This one, as I mentioned before, is a better approximation of the one my cousin might be getting. Personally, I found the black to be more inspiring because of that; I could glance over at the corset sitting on my bedside table and say "Yes. That outfit would work."
The black, however, also carries with it the risk of being limited to all black gothy outfits and, while I do love the dark Victorian aesthetic, I wanted to make sure I incorporated a variety of different looks.
This is the outfit that kicked this whole project off, and I am very pleased with how it turned out. It's pretty traditionally girly, with the flower motifs and the rich purples and pinks, but I find it to be a very classy look. You could easily replace the corset with a vest and get a very similar feel, but the corset enforces the hourglass silhouette established by the full skirt and really kicks the femininity up a notch.

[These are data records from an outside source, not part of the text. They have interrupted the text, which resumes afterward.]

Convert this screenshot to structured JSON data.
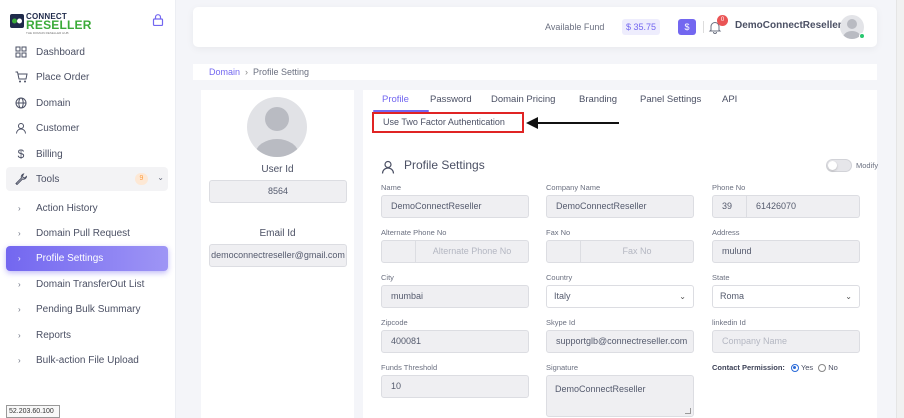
{
  "logo": {
    "connect": "CONNECT",
    "reseller": "RESELLER",
    "tagline": "THE DOMAIN RESELLER HUB"
  },
  "sidebar": {
    "items": [
      {
        "label": "Dashboard",
        "icon": "grid-icon"
      },
      {
        "label": "Place Order",
        "icon": "cart-icon"
      },
      {
        "label": "Domain",
        "icon": "globe-icon"
      },
      {
        "label": "Customer",
        "icon": "user-icon"
      },
      {
        "label": "Billing",
        "icon": "dollar-icon"
      },
      {
        "label": "Tools",
        "icon": "wrench-icon",
        "badge": "9"
      }
    ],
    "subitems": [
      {
        "label": "Action History"
      },
      {
        "label": "Domain Pull Request"
      },
      {
        "label": "Profile Settings",
        "active": true
      },
      {
        "label": "Domain TransferOut List"
      },
      {
        "label": "Pending Bulk Summary"
      },
      {
        "label": "Reports"
      },
      {
        "label": "Bulk-action File Upload"
      }
    ]
  },
  "status_bar": {
    "ip": "52.203.60.100"
  },
  "header": {
    "fund_label": "Available Fund",
    "fund_value": "$ 35.75",
    "dollar_button": "$",
    "notification_count": "0",
    "username": "DemoConnectReseller"
  },
  "breadcrumb": {
    "root": "Domain",
    "separator": "›",
    "current": "Profile Setting"
  },
  "profile_card": {
    "user_id_label": "User Id",
    "user_id": "8564",
    "email_label": "Email Id",
    "email": "democonnectreseller@gmail.com"
  },
  "tabs": [
    {
      "label": "Profile",
      "active": true
    },
    {
      "label": "Password"
    },
    {
      "label": "Domain Pricing"
    },
    {
      "label": "Branding"
    },
    {
      "label": "Panel Settings"
    },
    {
      "label": "API"
    }
  ],
  "two_factor_link": "Use Two Factor Authentication",
  "profile_settings": {
    "title": "Profile Settings",
    "modify_label": "Modify",
    "fields": {
      "name": {
        "label": "Name",
        "value": "DemoConnectReseller"
      },
      "company": {
        "label": "Company Name",
        "value": "DemoConnectReseller"
      },
      "phone": {
        "label": "Phone No",
        "code": "39",
        "value": "61426070"
      },
      "alt_phone": {
        "label": "Alternate Phone No",
        "code": "",
        "placeholder": "Alternate Phone No"
      },
      "fax": {
        "label": "Fax No",
        "code": "",
        "placeholder": "Fax No"
      },
      "address": {
        "label": "Address",
        "value": "mulund"
      },
      "city": {
        "label": "City",
        "value": "mumbai"
      },
      "country": {
        "label": "Country",
        "value": "Italy"
      },
      "state": {
        "label": "State",
        "value": "Roma"
      },
      "zipcode": {
        "label": "Zipcode",
        "value": "400081"
      },
      "skype": {
        "label": "Skype Id",
        "value": "supportglb@connectreseller.com"
      },
      "linkedin": {
        "label": "linkedin Id",
        "placeholder": "Company Name"
      },
      "funds": {
        "label": "Funds Threshold",
        "value": "10"
      },
      "signature": {
        "label": "Signature",
        "value": "DemoConnectReseller"
      }
    },
    "contact": {
      "label": "Contact Permission:",
      "yes": "Yes",
      "no": "No",
      "selected": "Yes"
    }
  },
  "colors": {
    "accent": "#7367f0",
    "brand_green": "#3bab39",
    "highlight_red": "#e02424"
  }
}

Corporate goth. With a corset. I tried to incorporate a few traditionally feminine details to complement the corset's obviously feminine shape, so i added the ruffles around the neckline of the shirt, the floral accent on the shoe, and the more traditionally feminine look to the earrings. To that, I added the pencil skirt (traditionally feminine but with a harder edge than full skirts), the blazer, the trilby (the hat; the brim's narrow, so it's a trilby), and the boxy look to the bracelet. All together, it makes what I consider a nicely cohesive whole.
I admit, this one's a little bit boring. Classy, but boring. I love the combination of black and ivory, and the textures of the fabric of the skirt, the blouse, and the detail on the shoe all add visual interest. But it's still much less colorful and much more subdued than the other outfits in this set.

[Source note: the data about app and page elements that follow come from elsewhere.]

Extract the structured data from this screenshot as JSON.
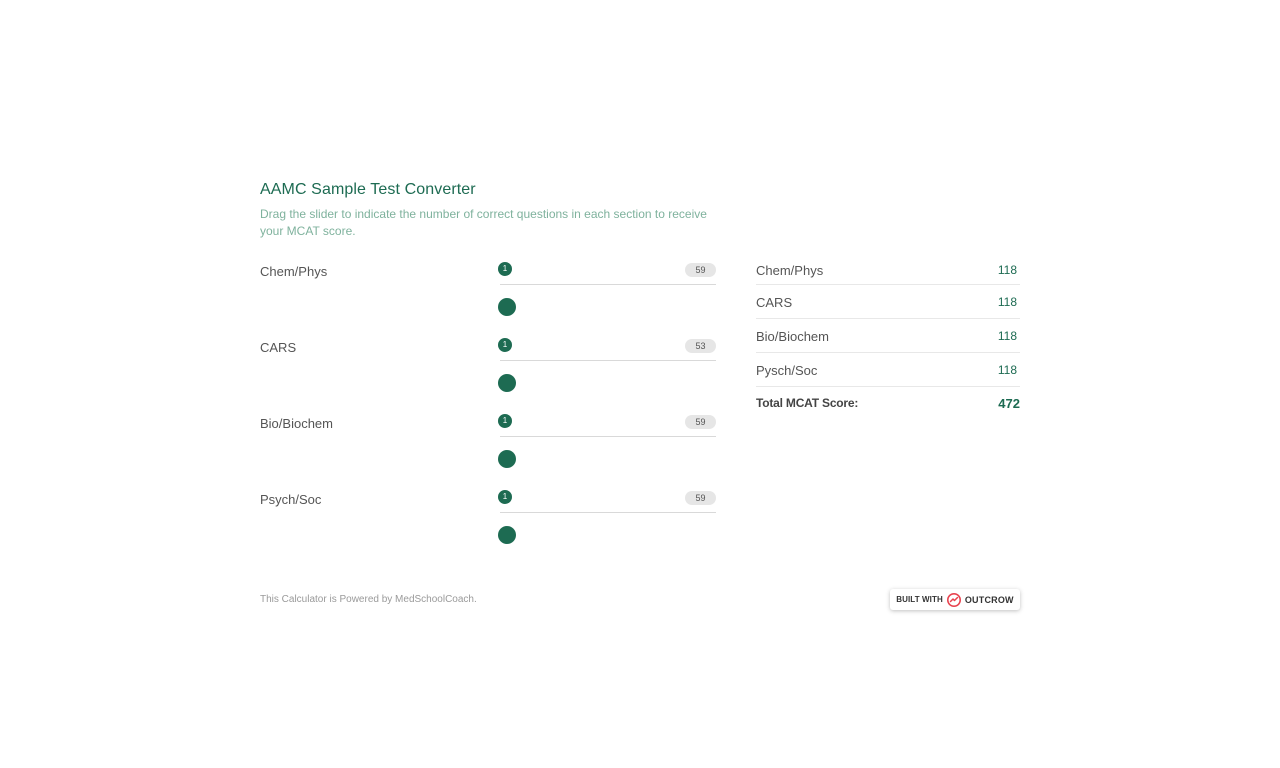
{
  "header": {
    "title": "AAMC Sample Test Converter",
    "subtitle": "Drag the slider to indicate the number of correct questions in each section to receive your MCAT score."
  },
  "sliders": [
    {
      "label": "Chem/Phys",
      "min": "1",
      "max": "59",
      "value": 1
    },
    {
      "label": "CARS",
      "min": "1",
      "max": "53",
      "value": 1
    },
    {
      "label": "Bio/Biochem",
      "min": "1",
      "max": "59",
      "value": 1
    },
    {
      "label": "Psych/Soc",
      "min": "1",
      "max": "59",
      "value": 1
    }
  ],
  "results": {
    "rows": [
      {
        "label": "Chem/Phys",
        "value": "118"
      },
      {
        "label": "CARS",
        "value": "118"
      },
      {
        "label": "Bio/Biochem",
        "value": "118"
      },
      {
        "label": "Pysch/Soc",
        "value": "118"
      }
    ],
    "total_label": "Total MCAT Score:",
    "total_value": "472"
  },
  "footer": {
    "text": "This Calculator is Powered by MedSchoolCoach.",
    "built_with": "BUILT WITH",
    "brand": "OUTCROW"
  },
  "icons": {
    "brand_logo": "outgrow-logo-icon"
  },
  "colors": {
    "accent": "#1d6b52",
    "subtitle": "#7fb29d",
    "brand_red": "#e8434f"
  }
}
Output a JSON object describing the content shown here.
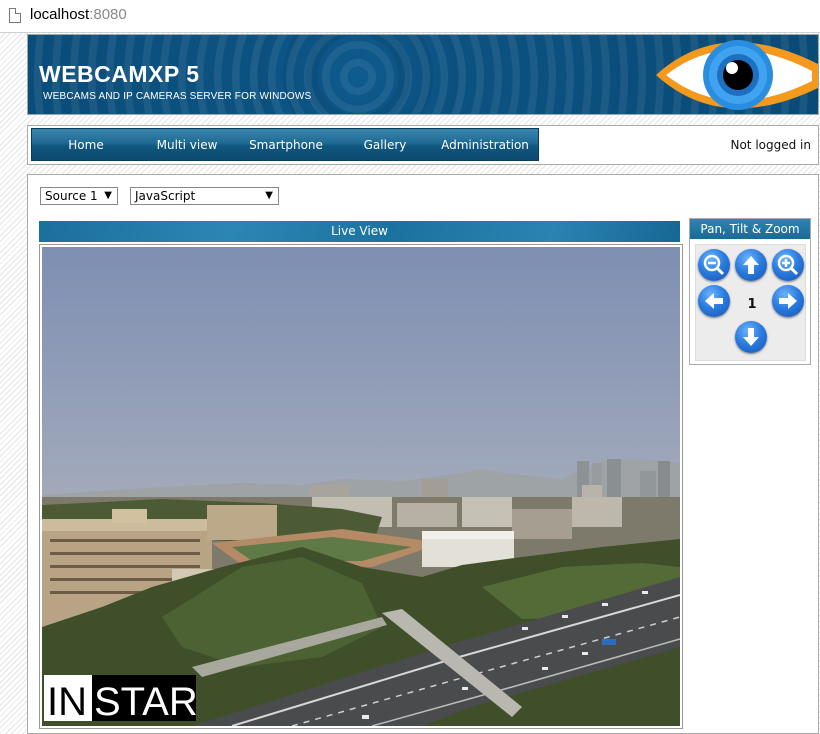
{
  "browser": {
    "url_host": "localhost",
    "url_port": ":8080",
    "page_icon": "page-icon"
  },
  "header": {
    "brand": "WEBCAMXP 5",
    "tagline": "WEBCAMS AND IP CAMERAS SERVER FOR WINDOWS",
    "logo_icon": "eye-icon"
  },
  "nav": {
    "items": [
      {
        "label": "Home"
      },
      {
        "label": "Multi view"
      },
      {
        "label": "Smartphone"
      },
      {
        "label": "Gallery"
      },
      {
        "label": "Administration"
      }
    ]
  },
  "status": {
    "login": "Not logged in"
  },
  "controls": {
    "source": "Source 1",
    "viewer": "JavaScript"
  },
  "live_view": {
    "title": "Live View",
    "watermark": "INSTAR"
  },
  "ptz": {
    "title": "Pan, Tilt & Zoom",
    "preset": "1",
    "buttons": [
      "zoom-out-icon",
      "up-arrow-icon",
      "zoom-in-icon",
      "left-arrow-icon",
      "right-arrow-icon",
      "down-arrow-icon"
    ]
  },
  "colors": {
    "brand_blue": "#0b4f7c",
    "nav_blue": "#1f6a93",
    "button_blue": "#2b7de0"
  }
}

I love the combination of soft, girly pink with the hard edge of black. Personally, for this particular set of clothes, I'd tie a pink ribbon around the waist to break up the hard black of the corset, and probably clip the flower to that ribbon.
This one is another simple outfit, but the little punch of color in the green gives it more visual interest to me. I'd probably use the little black flowers or the black bows for earrings, just to pull the floral motif more into the accessories. Fairly simple, altogether.

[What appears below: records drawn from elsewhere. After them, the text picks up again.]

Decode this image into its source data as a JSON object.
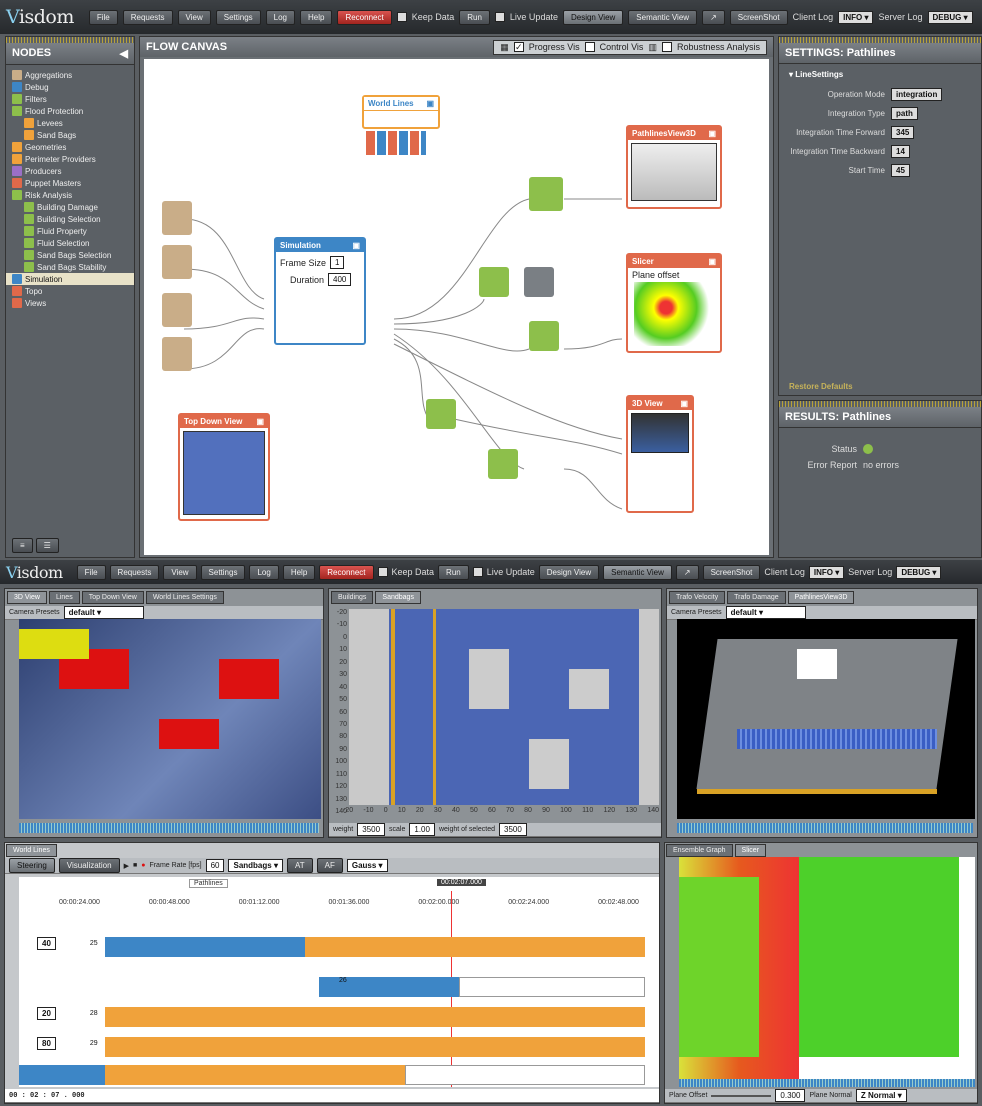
{
  "app": {
    "logo_prefix": "V",
    "logo_text": "isdom"
  },
  "menu": {
    "items": [
      "File",
      "Requests",
      "View",
      "Settings",
      "Log",
      "Help"
    ],
    "reconnect": "Reconnect",
    "keep_data": "Keep Data",
    "run": "Run",
    "live_update": "Live Update",
    "design_view": "Design View",
    "semantic_view": "Semantic View",
    "screenshot": "ScreenShot",
    "client_log": "Client Log",
    "client_log_level": "INFO",
    "server_log": "Server Log",
    "server_log_level": "DEBUG"
  },
  "nodes_panel": {
    "title": "NODES",
    "items": [
      {
        "label": "Aggregations",
        "color": "#c9ad88",
        "indent": 0
      },
      {
        "label": "Debug",
        "color": "#3d86c6",
        "indent": 0
      },
      {
        "label": "Filters",
        "color": "#8dbf4b",
        "indent": 0
      },
      {
        "label": "Flood Protection",
        "color": "#8dbf4b",
        "indent": 0
      },
      {
        "label": "Levees",
        "color": "#f0a23b",
        "indent": 1
      },
      {
        "label": "Sand Bags",
        "color": "#f0a23b",
        "indent": 1
      },
      {
        "label": "Geometries",
        "color": "#f0a23b",
        "indent": 0
      },
      {
        "label": "Perimeter Providers",
        "color": "#f0a23b",
        "indent": 0
      },
      {
        "label": "Producers",
        "color": "#9b6fc7",
        "indent": 0
      },
      {
        "label": "Puppet Masters",
        "color": "#e0694a",
        "indent": 0
      },
      {
        "label": "Risk Analysis",
        "color": "#8dbf4b",
        "indent": 0
      },
      {
        "label": "Building Damage",
        "color": "#8dbf4b",
        "indent": 1
      },
      {
        "label": "Building Selection",
        "color": "#8dbf4b",
        "indent": 1
      },
      {
        "label": "Fluid Property",
        "color": "#8dbf4b",
        "indent": 1
      },
      {
        "label": "Fluid Selection",
        "color": "#8dbf4b",
        "indent": 1
      },
      {
        "label": "Sand Bags Selection",
        "color": "#8dbf4b",
        "indent": 1
      },
      {
        "label": "Sand Bags Stability",
        "color": "#8dbf4b",
        "indent": 1
      },
      {
        "label": "Simulation",
        "color": "#3d86c6",
        "indent": 0
      },
      {
        "label": "Topo",
        "color": "#e0694a",
        "indent": 0
      },
      {
        "label": "Views",
        "color": "#e0694a",
        "indent": 0
      }
    ]
  },
  "canvas": {
    "title": "FLOW CANVAS",
    "progress_vis": "Progress Vis",
    "control_vis": "Control Vis",
    "robustness": "Robustness Analysis",
    "nodes": {
      "world_lines": "World Lines",
      "simulation": "Simulation",
      "frame_size_label": "Frame Size",
      "frame_size_value": "1",
      "duration_label": "Duration",
      "duration_value": "400",
      "pathlines_view": "PathlinesView3D",
      "slicer": "Slicer",
      "plane_offset": "Plane offset",
      "view3d": "3D View",
      "top_down": "Top Down View"
    }
  },
  "settings": {
    "title": "SETTINGS: Pathlines",
    "group": "LineSettings",
    "rows": [
      {
        "label": "Operation Mode",
        "value": "integration"
      },
      {
        "label": "Integration Type",
        "value": "path"
      },
      {
        "label": "Integration Time Forward",
        "value": "345"
      },
      {
        "label": "Integration Time Backward",
        "value": "14"
      },
      {
        "label": "Start Time",
        "value": "45"
      }
    ],
    "restore": "Restore Defaults"
  },
  "results": {
    "title": "RESULTS: Pathlines",
    "status_label": "Status",
    "error_label": "Error Report",
    "error_value": "no errors"
  },
  "bottom": {
    "left_tabs": [
      "3D View",
      "Lines",
      "Top Down View",
      "World Lines Settings"
    ],
    "camera_presets": "Camera Presets",
    "camera_default": "default",
    "mid_tabs": [
      "Buildings",
      "Sandbags"
    ],
    "y_ticks": [
      "-20",
      "-10",
      "0",
      "10",
      "20",
      "30",
      "40",
      "50",
      "60",
      "70",
      "80",
      "90",
      "100",
      "110",
      "120",
      "130",
      "140"
    ],
    "x_ticks": [
      "-20",
      "-10",
      "0",
      "10",
      "20",
      "30",
      "40",
      "50",
      "60",
      "70",
      "80",
      "90",
      "100",
      "110",
      "120",
      "130",
      "140"
    ],
    "weight_label": "weight",
    "weight_value": "3500",
    "scale_label": "scale",
    "scale_value": "1.00",
    "weight_sel_label": "weight of selected",
    "weight_sel_value": "3500",
    "right_tabs": [
      "Trafo Velocity",
      "Trafo Damage",
      "PathlinesView3D"
    ],
    "worldlines_tab": "World Lines",
    "steering": "Steering",
    "visualization": "Visualization",
    "frame_rate_label": "Frame Rate [fps]",
    "frame_rate_value": "60",
    "sandbags": "Sandbags",
    "at": "AT",
    "af": "AF",
    "gauss": "Gauss",
    "pathlines_tag": "Pathlines",
    "current_time": "00:02:07.000",
    "time_ticks": [
      "00:00:24.000",
      "00:00:48.000",
      "00:01:12.000",
      "00:01:36.000",
      "00:02:00.000",
      "00:02:24.000",
      "00:02:48.000"
    ],
    "lanes": [
      {
        "num": "40",
        "id": "25"
      },
      {
        "num": "",
        "id": "26"
      },
      {
        "num": "20",
        "id": "28"
      },
      {
        "num": "80",
        "id": "29"
      }
    ],
    "time_readout": "00 : 02 : 07 . 000",
    "graph_tabs": [
      "Ensemble Graph",
      "Slicer"
    ],
    "plane_offset_label": "Plane Offset",
    "plane_offset_value": "0.300",
    "plane_normal_label": "Plane Normal",
    "plane_normal_value": "Z Normal"
  }
}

This is probably the most traditionally gothy of the bunch. It's also the simplest. Throw on a ruffled top, interesting skirt, tights, corset, and shoes and you're pretty much good to go. This combination could work with almost any of the tops in the set I used, but I felt like having at least one really gothy outfit, so here you go.
This is, of course, a costume, but I wanted to throw something in here to show how costumes can be made from ordinary wardrobe choices (something that I do yearly) with a few additions. This is, of course, a raven/dark angel/something ooky spooky and feathery. I took some of the same wardrobe elements, added a pair of wings and a mask, and pulled in one feather headband that would still be entirely appropriate in other outfits. Voila! A costume.
So there you have it. Six day-to-day outfits utilizing a black corset and one costume.
Next week, I'm going to have more outfits from this set, but without the corsets (because versatility is important with any wardrobe). For the final installment of this series, we're going to have a few outfits unlaced.